Top of Exercise material

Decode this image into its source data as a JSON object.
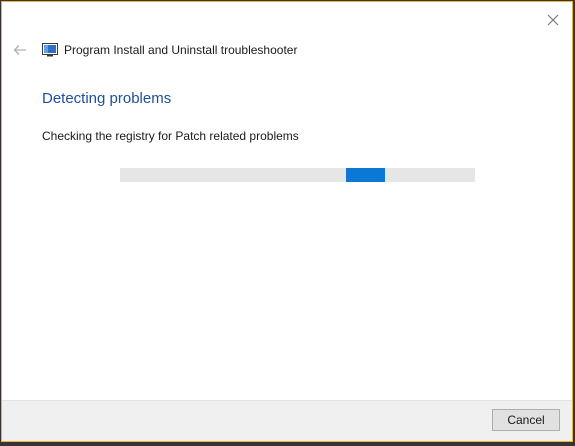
{
  "window": {
    "title": "Program Install and Uninstall troubleshooter",
    "border_color": "#e8b53c"
  },
  "icons": {
    "close": "close-icon",
    "back": "back-arrow-icon",
    "app": "troubleshooter-app-icon"
  },
  "main": {
    "heading": "Detecting problems",
    "heading_color": "#1e4fa1",
    "status_text": "Checking the registry for Patch related problems"
  },
  "progress": {
    "mode": "indeterminate",
    "chunk_start_fraction": 0.637,
    "chunk_end_fraction": 0.746,
    "accent_color": "#0a78d4"
  },
  "footer": {
    "cancel_label": "Cancel"
  }
}
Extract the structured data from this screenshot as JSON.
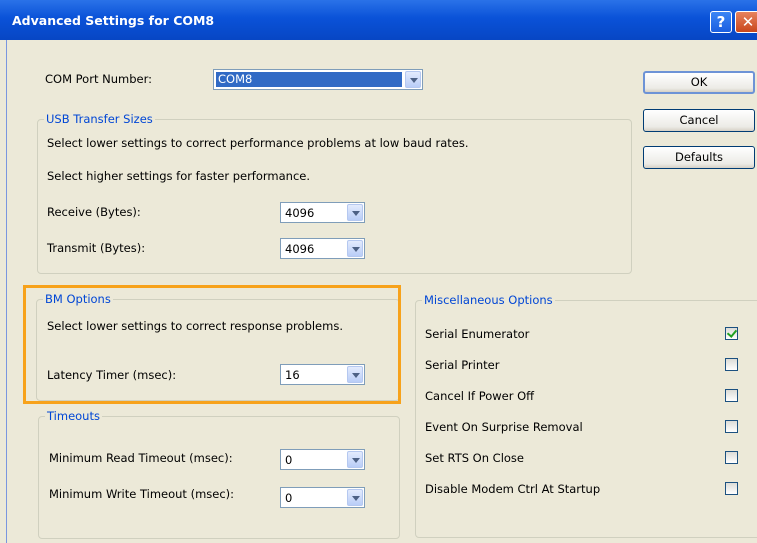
{
  "window": {
    "title": "Advanced Settings for COM8"
  },
  "com_port": {
    "label": "COM Port Number:",
    "value": "COM8"
  },
  "usb": {
    "legend": "USB Transfer Sizes",
    "line1": "Select lower settings to correct performance problems at low baud rates.",
    "line2": "Select higher settings for faster performance.",
    "receive_label": "Receive (Bytes):",
    "receive_value": "4096",
    "transmit_label": "Transmit (Bytes):",
    "transmit_value": "4096"
  },
  "bm": {
    "legend": "BM Options",
    "line1": "Select lower settings to correct response problems.",
    "latency_label": "Latency Timer (msec):",
    "latency_value": "16"
  },
  "timeouts": {
    "legend": "Timeouts",
    "read_label": "Minimum Read Timeout (msec):",
    "read_value": "0",
    "write_label": "Minimum Write Timeout (msec):",
    "write_value": "0"
  },
  "buttons": {
    "ok": "OK",
    "cancel": "Cancel",
    "defaults": "Defaults"
  },
  "misc": {
    "legend": "Miscellaneous Options",
    "items": [
      {
        "label": "Serial Enumerator",
        "checked": true
      },
      {
        "label": "Serial Printer",
        "checked": false
      },
      {
        "label": "Cancel If Power Off",
        "checked": false
      },
      {
        "label": "Event On Surprise Removal",
        "checked": false
      },
      {
        "label": "Set RTS On Close",
        "checked": false
      },
      {
        "label": "Disable Modem Ctrl At Startup",
        "checked": false
      }
    ]
  },
  "colors": {
    "highlight": "#f7a21b",
    "titlebar": "#0a52d8",
    "legend": "#0046d5"
  }
}
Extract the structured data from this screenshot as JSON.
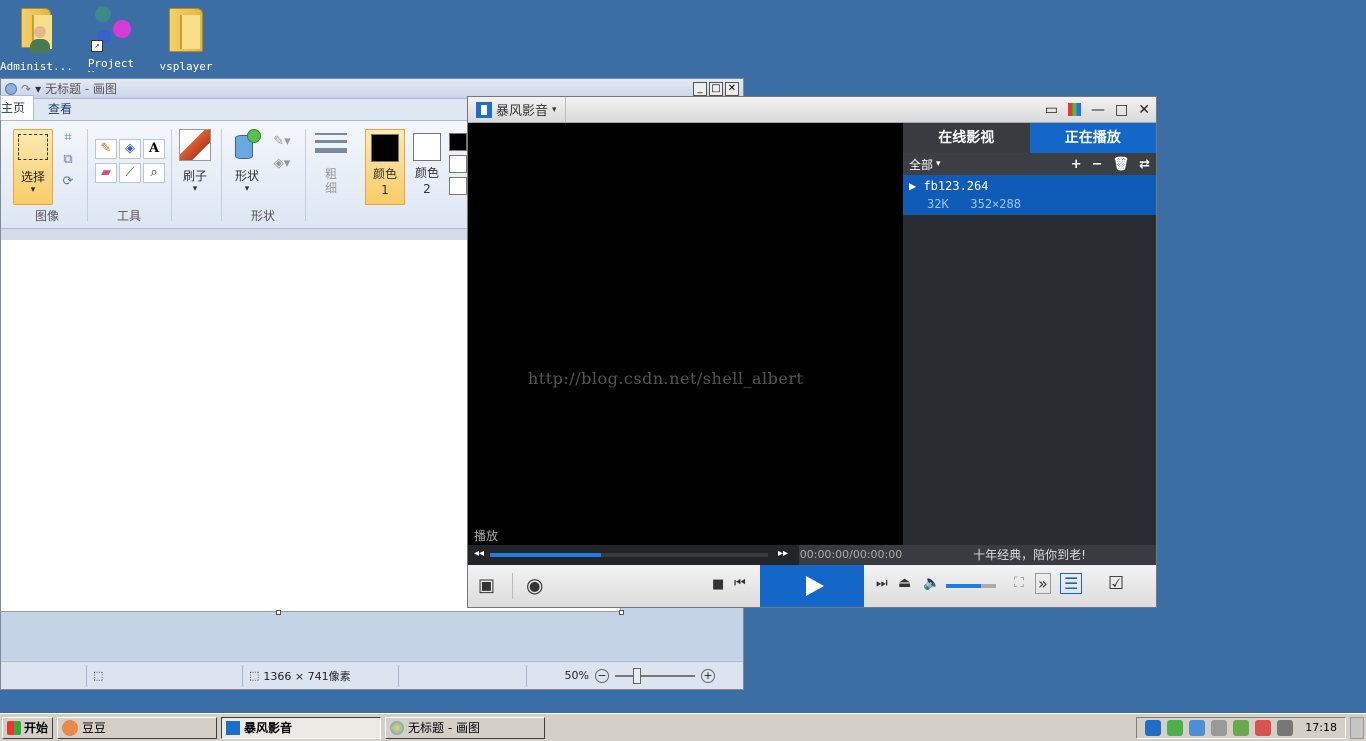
{
  "desktop": {
    "icons": [
      {
        "label": "Administ..."
      },
      {
        "label": "Project Manager"
      },
      {
        "label": "vsplayer"
      }
    ]
  },
  "paint": {
    "title": "无标题 - 画图",
    "tabs": [
      {
        "label": "主页"
      },
      {
        "label": "查看"
      }
    ],
    "select_label": "选择",
    "groups": {
      "image": "图像",
      "tools": "工具",
      "shapes": "形状"
    },
    "brush_label": "刷子",
    "shape_label": "形状",
    "thickness_label": "粗细",
    "color1_label": "颜色 1",
    "color2_label": "颜色 2",
    "colors": {
      "color1": "#000000",
      "color2": "#ffffff"
    },
    "status": {
      "canvas_size": "1366 × 741像素",
      "zoom": "50%"
    },
    "tool_icons": [
      "pencil-icon",
      "fill-icon",
      "text-icon",
      "eraser-icon",
      "color-picker-icon",
      "magnifier-icon"
    ]
  },
  "player": {
    "app_name": "暴风影音",
    "watermark": "http://blog.csdn.net/shell_albert",
    "status_text": "播放",
    "time": "00:00:00/00:00:00",
    "progress": 0.4,
    "volume": 0.7,
    "side_tabs": [
      {
        "label": "在线影视"
      },
      {
        "label": "正在播放"
      }
    ],
    "filter_label": "全部",
    "playlist": [
      {
        "name": "fb123.264",
        "size": "32K",
        "resolution": "352×288"
      }
    ],
    "slogan": "十年经典，陪你到老!",
    "accent_color": "#1267c8"
  },
  "taskbar": {
    "start_label": "开始",
    "tasks": [
      {
        "label": "豆豆"
      },
      {
        "label": "暴风影音"
      },
      {
        "label": "无标题 - 画图"
      }
    ],
    "clock": "17:18"
  }
}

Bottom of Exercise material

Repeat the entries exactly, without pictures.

Decode this image into its source data as a JSON object.
{
  "window": {
    "title": "Program Install and Uninstall troubleshooter",
    "border_color": "#e8b53c"
  },
  "icons": {
    "close": "close-icon",
    "back": "back-arrow-icon",
    "app": "troubleshooter-app-icon"
  },
  "main": {
    "heading": "Detecting problems",
    "heading_color": "#1e4fa1",
    "status_text": "Checking the registry for Patch related problems"
  },
  "progress": {
    "mode": "indeterminate",
    "chunk_start_fraction": 0.637,
    "chunk_end_fraction": 0.746,
    "accent_color": "#0a78d4"
  },
  "footer": {
    "cancel_label": "Cancel"
  }
}
Extract the structured data from this screenshot as JSON.
{
  "window": {
    "title": "Advanced Settings for COM8"
  },
  "com_port": {
    "label": "COM Port Number:",
    "value": "COM8"
  },
  "usb": {
    "legend": "USB Transfer Sizes",
    "line1": "Select lower settings to correct performance problems at low baud rates.",
    "line2": "Select higher settings for faster performance.",
    "receive_label": "Receive (Bytes):",
    "receive_value": "4096",
    "transmit_label": "Transmit (Bytes):",
    "transmit_value": "4096"
  },
  "bm": {
    "legend": "BM Options",
    "line1": "Select lower settings to correct response problems.",
    "latency_label": "Latency Timer (msec):",
    "latency_value": "16"
  },
  "timeouts": {
    "legend": "Timeouts",
    "read_label": "Minimum Read Timeout (msec):",
    "read_value": "0",
    "write_label": "Minimum Write Timeout (msec):",
    "write_value": "0"
  },
  "buttons": {
    "ok": "OK",
    "cancel": "Cancel",
    "defaults": "Defaults"
  },
  "misc": {
    "legend": "Miscellaneous Options",
    "items": [
      {
        "label": "Serial Enumerator",
        "checked": true
      },
      {
        "label": "Serial Printer",
        "checked": false
      },
      {
        "label": "Cancel If Power Off",
        "checked": false
      },
      {
        "label": "Event On Surprise Removal",
        "checked": false
      },
      {
        "label": "Set RTS On Close",
        "checked": false
      },
      {
        "label": "Disable Modem Ctrl At Startup",
        "checked": false
      }
    ]
  },
  "colors": {
    "highlight": "#f7a21b",
    "titlebar": "#0a52d8",
    "legend": "#0046d5"
  }
}
Extract the structured data from this screenshot as JSON.
{
  "desktop": {
    "icons": [
      {
        "label": "Administ..."
      },
      {
        "label": "Project Manager"
      },
      {
        "label": "vsplayer"
      }
    ]
  },
  "paint": {
    "title": "无标题 - 画图",
    "tabs": [
      {
        "label": "主页"
      },
      {
        "label": "查看"
      }
    ],
    "select_label": "选择",
    "groups": {
      "image": "图像",
      "tools": "工具",
      "shapes": "形状"
    },
    "brush_label": "刷子",
    "shape_label": "形状",
    "thickness_label": "粗细",
    "color1_label": "颜色 1",
    "color2_label": "颜色 2",
    "colors": {
      "color1": "#000000",
      "color2": "#ffffff"
    },
    "status": {
      "canvas_size": "1366 × 741像素",
      "zoom": "50%"
    },
    "tool_icons": [
      "pencil-icon",
      "fill-icon",
      "text-icon",
      "eraser-icon",
      "color-picker-icon",
      "magnifier-icon"
    ]
  },
  "player": {
    "app_name": "暴风影音",
    "watermark": "http://blog.csdn.net/shell_albert",
    "status_text": "播放",
    "time": "00:00:00/00:00:00",
    "progress": 0.4,
    "volume": 0.7,
    "side_tabs": [
      {
        "label": "在线影视"
      },
      {
        "label": "正在播放"
      }
    ],
    "filter_label": "全部",
    "playlist": [
      {
        "name": "fb123.264",
        "size": "32K",
        "resolution": "352×288"
      }
    ],
    "slogan": "十年经典，陪你到老!",
    "accent_color": "#1267c8"
  },
  "taskbar": {
    "start_label": "开始",
    "tasks": [
      {
        "label": "豆豆"
      },
      {
        "label": "暴风影音"
      },
      {
        "label": "无标题 - 画图"
      }
    ],
    "clock": "17:18"
  }
}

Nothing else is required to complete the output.